Afghanistan’s nutrition situation continues to be negatively impacted by the conflict. Assessment data from the first half of the year shows that global acute malnutrition (GAM) rates in children under 5 across three provinces – Uruzgan (21.6%), Kandahar (16.5%) and Kunar (16.2%) – breach emergency thresholds. The malnutrition rates in a number of other provinces including Kunduz, Nangarhar, Paktika and Zabul are equally concerning. Amidst a backdrop of existing food insecurity, limited livelihood options, poor access to quality water and poor hygiene practices, high rates of diarrhoea persist, negatively influencing the nutrition situation, particularly in areas already impacted by fragmented healthcare and weak service delivery.

Integrated Management of Acute Malnutrition (IMAM) programmes continue to suffer low coverage and frequent high defaulting. Outpatient MAM interventions are only reaching an estimated 31% of those in need of treatment. Critical barriers prevent children with unmet needs from accessing treatment. Amongst many contributing factors is the limited access to community level service delivery, especially nutrition education, counselling, and treatment follow-up, as part of an overall weak capacity at all levels of healthcare.

As of mid-year, the number of individuals affected by natural disaster is 40 percent lower (39,800) than during the same six‐month period in 2016 (65,523) and 64 percent lower than the previous three‐year average (approximately 110,440 people). This is mainly because, as in 2016, no major, large‐scale natural disasters hit between January and June, and of the small to medium scale events that did, only the heavy snowfall, avalanches and localised flooding of February impacted a significant number of people (20,000). Indeed, these three events alone comprise 50 percent of the total natural disaster affected population in the first half of 2017. As in previous years, a significant locust infestation in Ghor and Badghis provinces during the first quarter – which is still ongoing – affected approximately 4,000 households in Dawlatyar district and 24,000 households in Jawand, Mughab and Qadis Districts of Badghis. Almost 10,000 farmers in the Northern region have also been unable to cultivate their crops or experienced crop failure because of delayed rain.  

Despite the decreased incidence in natural disasters, the humanitarian community must maintain a state of readiness to respond to sudden onset crises, of any type and scale, at all times. To support such preparedness efforts, funds have been made available from the 2nd CHF Allocation to decentralise existing stockpiles and preposition them in high-risk weather and conflict areas, including Lashkar Gah, Tirinkot, Kunduz City and Takhar, to ensure sufficient response capacity. 
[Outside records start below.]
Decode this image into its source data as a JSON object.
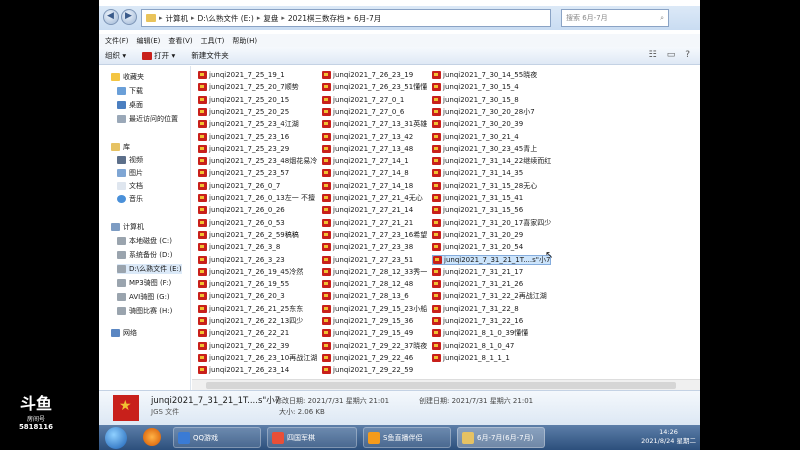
{
  "address_bar": {
    "crumbs": [
      "计算机",
      "D:\\么熟文件 (E:)",
      "复盘",
      "2021棋三数存档",
      "6月-7月"
    ],
    "search_placeholder": "搜索 6月-7月"
  },
  "menu": [
    "文件(F)",
    "编辑(E)",
    "查看(V)",
    "工具(T)",
    "帮助(H)"
  ],
  "toolbar": {
    "organize": "组织 ▾",
    "open": "打开 ▾",
    "new_folder": "新建文件夹"
  },
  "nav": {
    "favorites": "收藏夹",
    "fav_items": [
      "下载",
      "桌面",
      "最近访问的位置"
    ],
    "libraries": "库",
    "lib_items": [
      "视频",
      "图片",
      "文档",
      "音乐"
    ],
    "computer": "计算机",
    "drives": [
      "本地磁盘 (C:)",
      "系统备份 (D:)",
      "D:\\么熟文件 (E:)",
      "MP3骑图 (F:)",
      "AVI骑图 (G:)",
      "骑图比赛 (H:)"
    ],
    "network": "网络"
  },
  "files": {
    "col1": [
      "junqi2021_7_25_19_1",
      "junqi2021_7_25_20_7顺势",
      "junqi2021_7_25_20_15",
      "junqi2021_7_25_20_25",
      "junqi2021_7_25_23_4江湖",
      "junqi2021_7_25_23_16",
      "junqi2021_7_25_23_29",
      "junqi2021_7_25_23_48烟花易冷",
      "junqi2021_7_25_23_57",
      "junqi2021_7_26_0_7",
      "junqi2021_7_26_0_13左一 不擅",
      "junqi2021_7_26_0_26",
      "junqi2021_7_26_0_53",
      "junqi2021_7_26_2_59稿稿",
      "junqi2021_7_26_3_8",
      "junqi2021_7_26_3_23",
      "junqi2021_7_26_19_45冷然",
      "junqi2021_7_26_19_55",
      "junqi2021_7_26_20_3",
      "junqi2021_7_26_21_25东东",
      "junqi2021_7_26_22_13四少",
      "junqi2021_7_26_22_21",
      "junqi2021_7_26_22_39",
      "junqi2021_7_26_23_10再战江湖",
      "junqi2021_7_26_23_14"
    ],
    "col2": [
      "junqi2021_7_26_23_19",
      "junqi2021_7_26_23_51懂懂",
      "junqi2021_7_27_0_1",
      "junqi2021_7_27_0_6",
      "junqi2021_7_27_13_31英雄",
      "junqi2021_7_27_13_42",
      "junqi2021_7_27_13_48",
      "junqi2021_7_27_14_1",
      "junqi2021_7_27_14_8",
      "junqi2021_7_27_14_18",
      "junqi2021_7_27_21_4无心",
      "junqi2021_7_27_21_14",
      "junqi2021_7_27_21_21",
      "junqi2021_7_27_23_16希望",
      "junqi2021_7_27_23_38",
      "junqi2021_7_27_23_51",
      "junqi2021_7_28_12_33秀一",
      "junqi2021_7_28_12_48",
      "junqi2021_7_28_13_6",
      "junqi2021_7_29_15_23小船",
      "junqi2021_7_29_15_36",
      "junqi2021_7_29_15_49",
      "junqi2021_7_29_22_37晓夜",
      "junqi2021_7_29_22_46",
      "junqi2021_7_29_22_59"
    ],
    "col3": [
      "junqi2021_7_30_14_55晓夜",
      "junqi2021_7_30_15_4",
      "junqi2021_7_30_15_8",
      "junqi2021_7_30_20_28小7",
      "junqi2021_7_30_20_39",
      "junqi2021_7_30_21_4",
      "junqi2021_7_30_23_45青上",
      "junqi2021_7_31_14_22继续而红",
      "junqi2021_7_31_14_35",
      "junqi2021_7_31_15_28无心",
      "junqi2021_7_31_15_41",
      "junqi2021_7_31_15_56",
      "junqi2021_7_31_20_17喜家四少",
      "junqi2021_7_31_20_29",
      "junqi2021_7_31_20_54",
      "junqi2021_7_31_21_1T....s\"小7",
      "junqi2021_7_31_21_17",
      "junqi2021_7_31_21_26",
      "junqi2021_7_31_22_2再战江湖",
      "junqi2021_7_31_22_8",
      "junqi2021_7_31_22_16",
      "junqi2021_8_1_0_39懂懂",
      "junqi2021_8_1_0_47",
      "junqi2021_8_1_1_1"
    ]
  },
  "selected_index": 15,
  "details": {
    "name": "junqi2021_7_31_21_1T....s\"小7",
    "modified": "修改日期: 2021/7/31 星期六 21:01",
    "created": "创建日期: 2021/7/31 星期六 21:01",
    "type": "JGS 文件",
    "size": "大小: 2.06 KB"
  },
  "taskbar": {
    "apps": [
      "QQ游戏",
      "四国军棋",
      "S鱼直播伴侣",
      "6月-7月(6月-7月)"
    ],
    "time": "14:26",
    "date": "2021/8/24 星期二"
  },
  "overlay": {
    "logo": "斗鱼",
    "logo_sub": "房间号",
    "room": "5818116"
  }
}
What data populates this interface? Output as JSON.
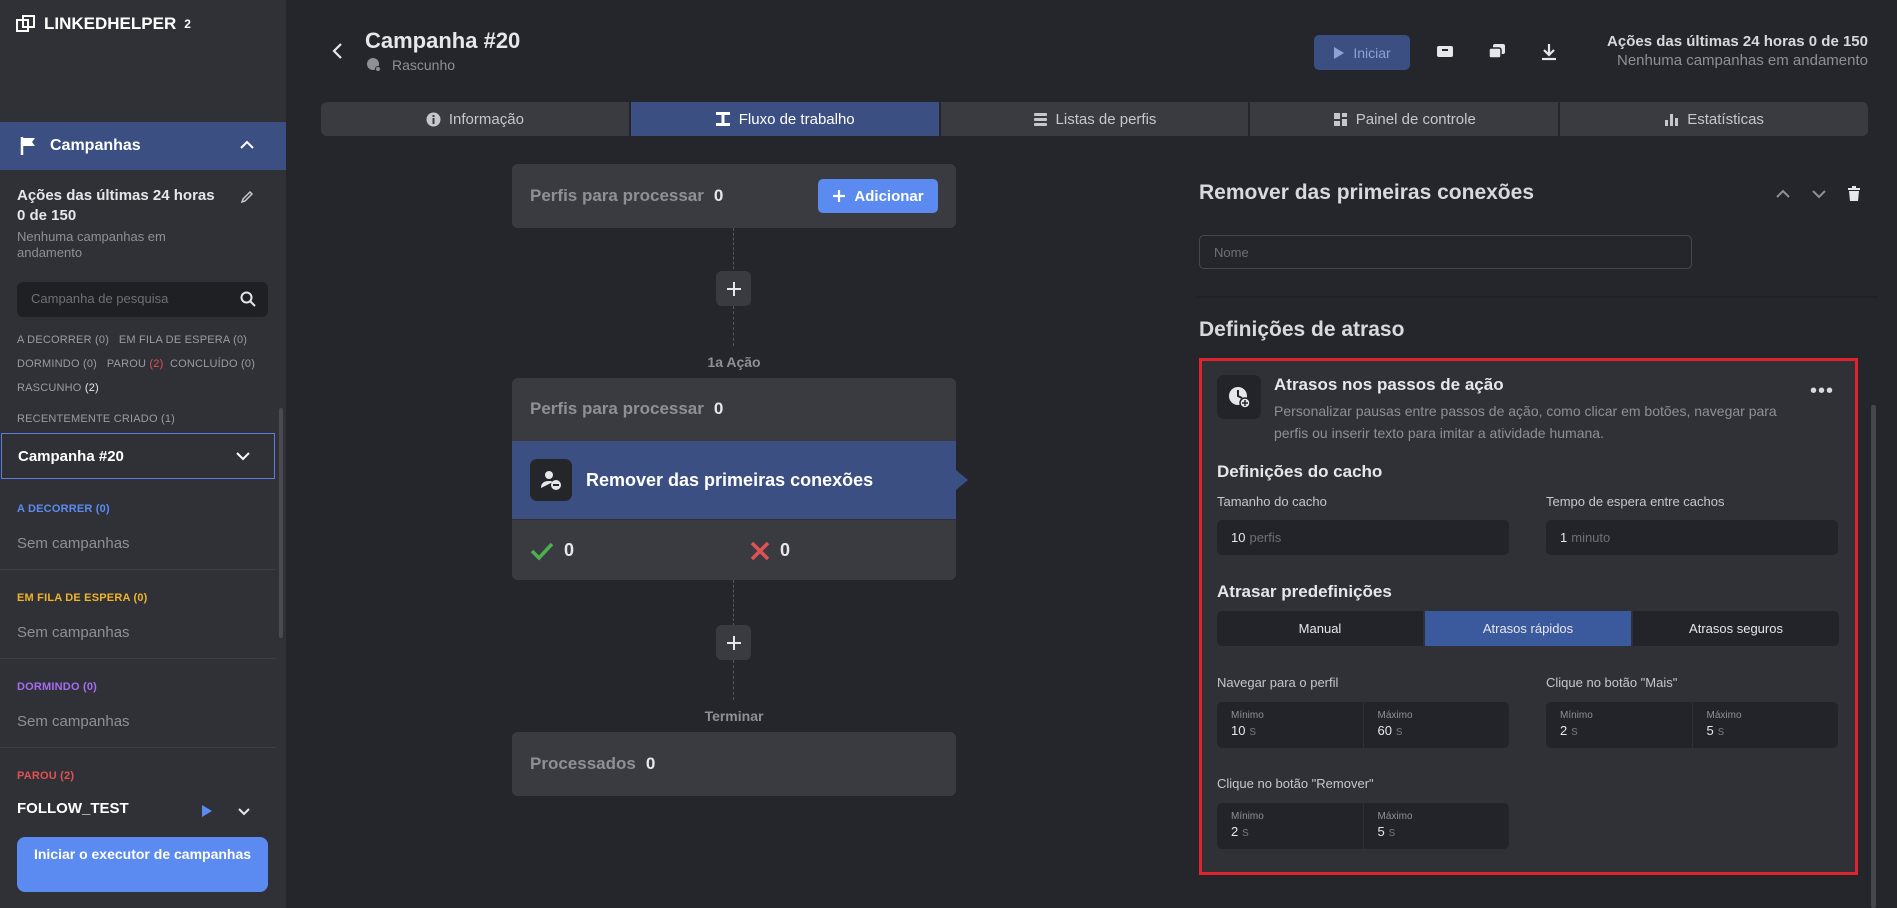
{
  "sidebar": {
    "brand": "LINKEDHELPER",
    "brand_sup": "2",
    "campaigns_label": "Campanhas",
    "stats_title": "Ações das últimas 24 horas 0 de 150",
    "stats_sub": "Nenhuma campanhas em andamento",
    "search_placeholder": "Campanha de pesquisa",
    "filters": {
      "running": "A DECORRER",
      "running_count": "(0)",
      "queued": "EM FILA DE ESPERA",
      "queued_count": "(0)",
      "sleeping": "DORMINDO",
      "sleeping_count": "(0)",
      "stopped": "PAROU",
      "stopped_count": "(2)",
      "done": "CONCLUÍDO",
      "done_count": "(0)",
      "draft": "RASCUNHO",
      "draft_count": "(2)"
    },
    "recent_label": "RECENTEMENTE CRIADO (1)",
    "selected_campaign": "Campanha #20",
    "groups": [
      {
        "label": "A DECORRER (0)",
        "empty": "Sem campanhas",
        "color": "#5b8bf0"
      },
      {
        "label": "EM FILA DE ESPERA (0)",
        "empty": "Sem campanhas",
        "color": "#f0b429"
      },
      {
        "label": "DORMINDO (0)",
        "empty": "Sem campanhas",
        "color": "#a66cf0"
      }
    ],
    "stopped_group": "PAROU (2)",
    "follow_test": "FOLLOW_TEST",
    "start_runner": "Iniciar o executor de campanhas"
  },
  "header": {
    "title": "Campanha #20",
    "status": "Rascunho",
    "start_label": "Iniciar",
    "stats_line1": "Ações das últimas 24 horas 0 de 150",
    "stats_line2": "Nenhuma campanhas em andamento"
  },
  "tabs": [
    {
      "label": "Informação",
      "icon": "info-icon"
    },
    {
      "label": "Fluxo de trabalho",
      "icon": "workflow-icon"
    },
    {
      "label": "Listas de perfis",
      "icon": "list-icon"
    },
    {
      "label": "Painel de controle",
      "icon": "dashboard-icon"
    },
    {
      "label": "Estatísticas",
      "icon": "stats-icon"
    }
  ],
  "workflow": {
    "to_process_label": "Perfis para processar",
    "to_process_count": "0",
    "add_label": "Adicionar",
    "action_label": "1a Ação",
    "step_to_process_label": "Perfis para processar",
    "step_to_process_count": "0",
    "step_name": "Remover das primeiras conexões",
    "success_count": "0",
    "fail_count": "0",
    "end_label": "Terminar",
    "processed_label": "Processados",
    "processed_count": "0"
  },
  "panel": {
    "title": "Remover das primeiras conexões",
    "name_placeholder": "Nome",
    "delay_settings_title": "Definições de atraso",
    "box_title": "Atrasos nos passos de ação",
    "box_desc": "Personalizar pausas entre passos de ação, como clicar em botões, navegar para perfis ou inserir texto para imitar a atividade humana.",
    "batch_title": "Definições do cacho",
    "batch_size_label": "Tamanho do cacho",
    "batch_size_value": "10",
    "batch_size_unit": "perfis",
    "batch_wait_label": "Tempo de espera entre cachos",
    "batch_wait_value": "1",
    "batch_wait_unit": "minuto",
    "presets_title": "Atrasar predefinições",
    "presets": [
      "Manual",
      "Atrasos rápidos",
      "Atrasos seguros"
    ],
    "active_preset": "Atrasos rápidos",
    "min_label": "Mínimo",
    "max_label": "Máximo",
    "unit": "s",
    "delays": [
      {
        "label": "Navegar para o perfil",
        "min": "10",
        "max": "60"
      },
      {
        "label": "Clique no botão \"Mais\"",
        "min": "2",
        "max": "5"
      },
      {
        "label": "Clique no botão \"Remover\"",
        "min": "2",
        "max": "5"
      }
    ]
  },
  "colors": {
    "accent": "#5b8bf0",
    "active": "#3b4f82",
    "highlight_border": "#e0242e",
    "success": "#4caf50",
    "danger": "#e05252"
  }
}
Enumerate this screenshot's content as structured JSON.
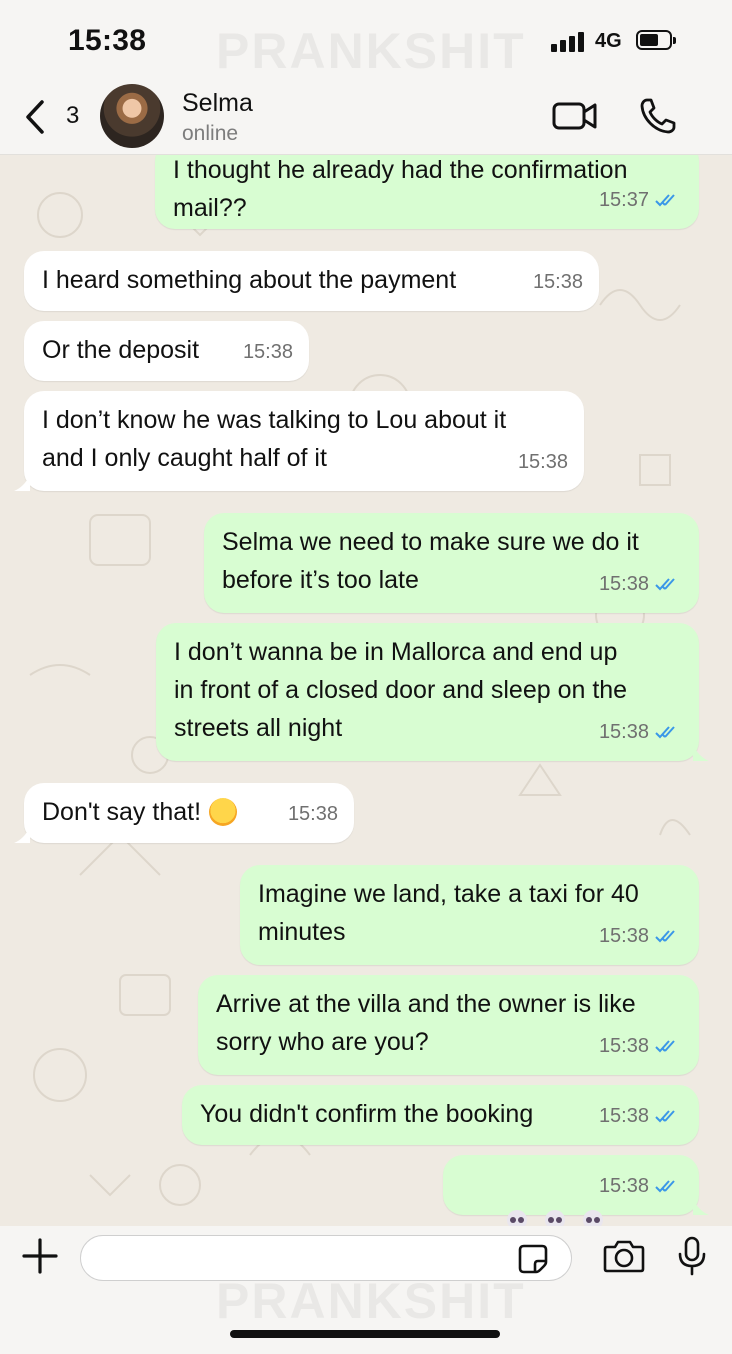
{
  "status_bar": {
    "time": "15:38",
    "network": "4G"
  },
  "watermark": "PRANKSHIT",
  "header": {
    "back_count": "3",
    "contact_name": "Selma",
    "contact_status": "online"
  },
  "messages": [
    {
      "dir": "out",
      "text": "I thought he already had the confirmation\nmail??",
      "time": "15:37"
    },
    {
      "dir": "in",
      "text": "I heard something about the payment",
      "time": "15:38"
    },
    {
      "dir": "in",
      "text": "Or the deposit",
      "time": "15:38"
    },
    {
      "dir": "in",
      "text": "I don’t know he was talking to Lou about it\nand I only caught half of it",
      "time": "15:38"
    },
    {
      "dir": "out",
      "text": "Selma we need to make sure we do it\nbefore it’s too late",
      "time": "15:38"
    },
    {
      "dir": "out",
      "text": "I don’t wanna be in Mallorca and end up\nin front of a closed door and sleep on the\nstreets all night",
      "time": "15:38"
    },
    {
      "dir": "in",
      "text": "Don't say that!",
      "emoji": "grinning-sweat-emoji",
      "time": "15:38"
    },
    {
      "dir": "out",
      "text": "Imagine we land, take a taxi for 40\nminutes",
      "time": "15:38"
    },
    {
      "dir": "out",
      "text": "Arrive at the villa and the owner is like\nsorry who are you?",
      "time": "15:38"
    },
    {
      "dir": "out",
      "text": "You didn't confirm the booking",
      "time": "15:38"
    },
    {
      "dir": "out",
      "text": "",
      "emoji": "skull-emoji ×3",
      "time": "15:38"
    }
  ],
  "colors": {
    "outgoing_bubble": "#d8fdd2",
    "incoming_bubble": "#ffffff",
    "read_ticks": "#3a97e8",
    "chat_background": "#efeae2"
  },
  "icons": [
    "back-chevron-icon",
    "video-call-icon",
    "phone-icon",
    "plus-icon",
    "sticker-icon",
    "camera-icon",
    "mic-icon",
    "double-check-icon"
  ]
}
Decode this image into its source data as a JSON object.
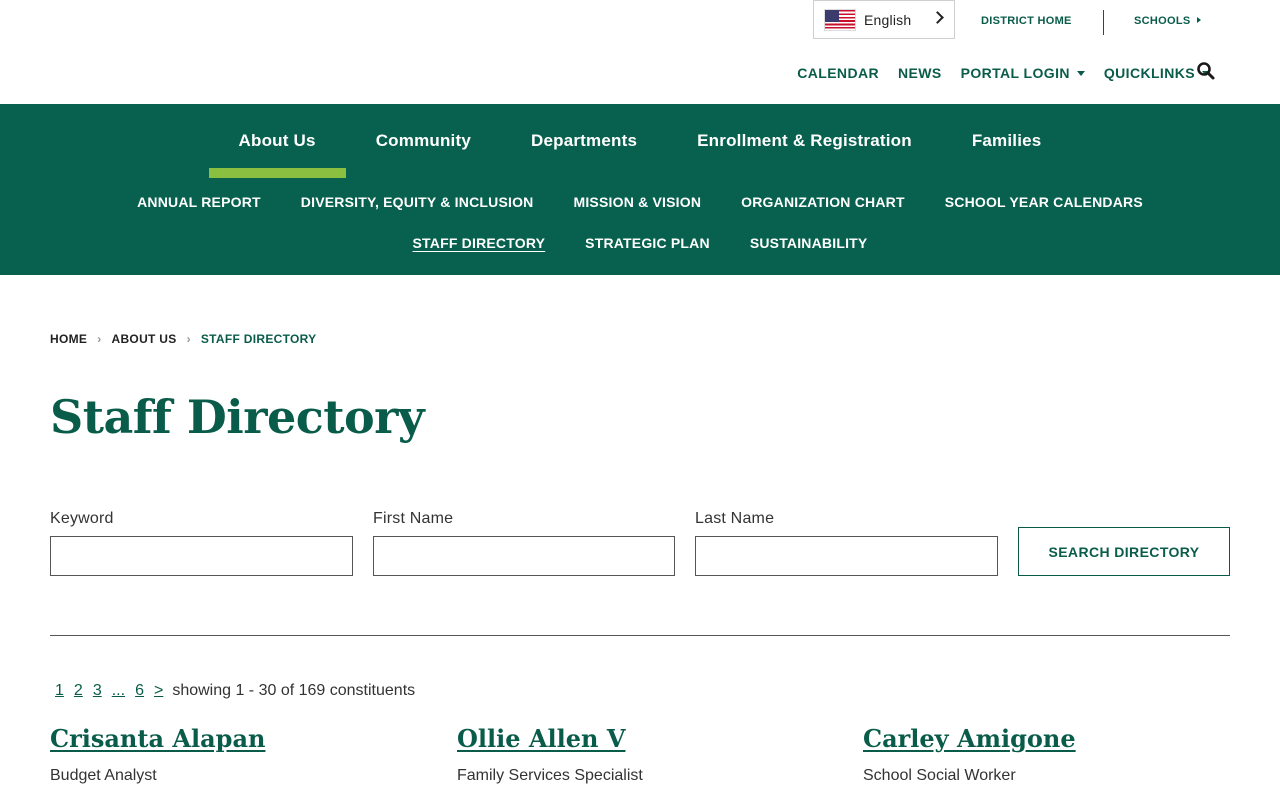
{
  "language": {
    "label": "English",
    "flag_icon": "us-flag-icon"
  },
  "utility_links": {
    "district_home": "DISTRICT HOME",
    "schools": "SCHOOLS"
  },
  "top_nav": {
    "calendar": "CALENDAR",
    "news": "NEWS",
    "portal_login": "PORTAL LOGIN",
    "quicklinks": "QUICKLINKS",
    "search_icon": "search-icon"
  },
  "primary_nav": [
    {
      "label": "About Us",
      "active": true
    },
    {
      "label": "Community",
      "active": false
    },
    {
      "label": "Departments",
      "active": false
    },
    {
      "label": "Enrollment & Registration",
      "active": false
    },
    {
      "label": "Families",
      "active": false
    }
  ],
  "sub_nav": {
    "row1": [
      "ANNUAL REPORT",
      "DIVERSITY, EQUITY & INCLUSION",
      "MISSION & VISION",
      "ORGANIZATION CHART",
      "SCHOOL YEAR CALENDARS"
    ],
    "row2": [
      "STAFF DIRECTORY",
      "STRATEGIC PLAN",
      "SUSTAINABILITY"
    ],
    "current": "STAFF DIRECTORY"
  },
  "breadcrumb": [
    "HOME",
    "ABOUT US",
    "STAFF DIRECTORY"
  ],
  "page_title": "Staff Directory",
  "search_form": {
    "keyword_label": "Keyword",
    "keyword_value": "",
    "first_name_label": "First Name",
    "first_name_value": "",
    "last_name_label": "Last Name",
    "last_name_value": "",
    "button_label": "SEARCH DIRECTORY"
  },
  "pagination": {
    "pages": [
      "1",
      "2",
      "3",
      "...",
      "6",
      ">"
    ],
    "summary": "showing 1 - 30 of 169 constituents"
  },
  "staff": [
    {
      "name": "Crisanta Alapan",
      "role": "Budget Analyst"
    },
    {
      "name": "Ollie Allen V",
      "role": "Family Services Specialist"
    },
    {
      "name": "Carley Amigone",
      "role": "School Social Worker"
    }
  ],
  "colors": {
    "brand_green": "#08604e",
    "accent_lime": "#8bbf3f",
    "text_green": "#0a5c4a"
  }
}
Humanitarian personnel, assets and facilities continue to be targeted throughout Afghanistan with OCHA reporting 142 incidents affecting NGOs, UN and International Organisations in the first half of 2017, a considerable increase on the 107 recorded in 2016. As a result of these incidents OCHA has recorded 9 killed and 10 injured national and international aid workers, while 20 instances of abduction have been reported in 2017. There has also been a substantial increase in the occupation and closure of health facilities by in the first half of 2017, with 69 incidents reported versus 19 during the same period last year. More pronounced access constraints have also occurred in key military battlegrounds such as Nangarhar, Hilmand and Uruzgan with these three provinces accounting for 50 percent of all access incidents reported.

United Nations Office for the Coordination of Humanitarian Affairs
Original Publication Date: 
01 Sep 2017
Document type: 
Periodic Monitoring Report
Inter-Cluster Coordination
Coordination hub(s): 
National Level Coordination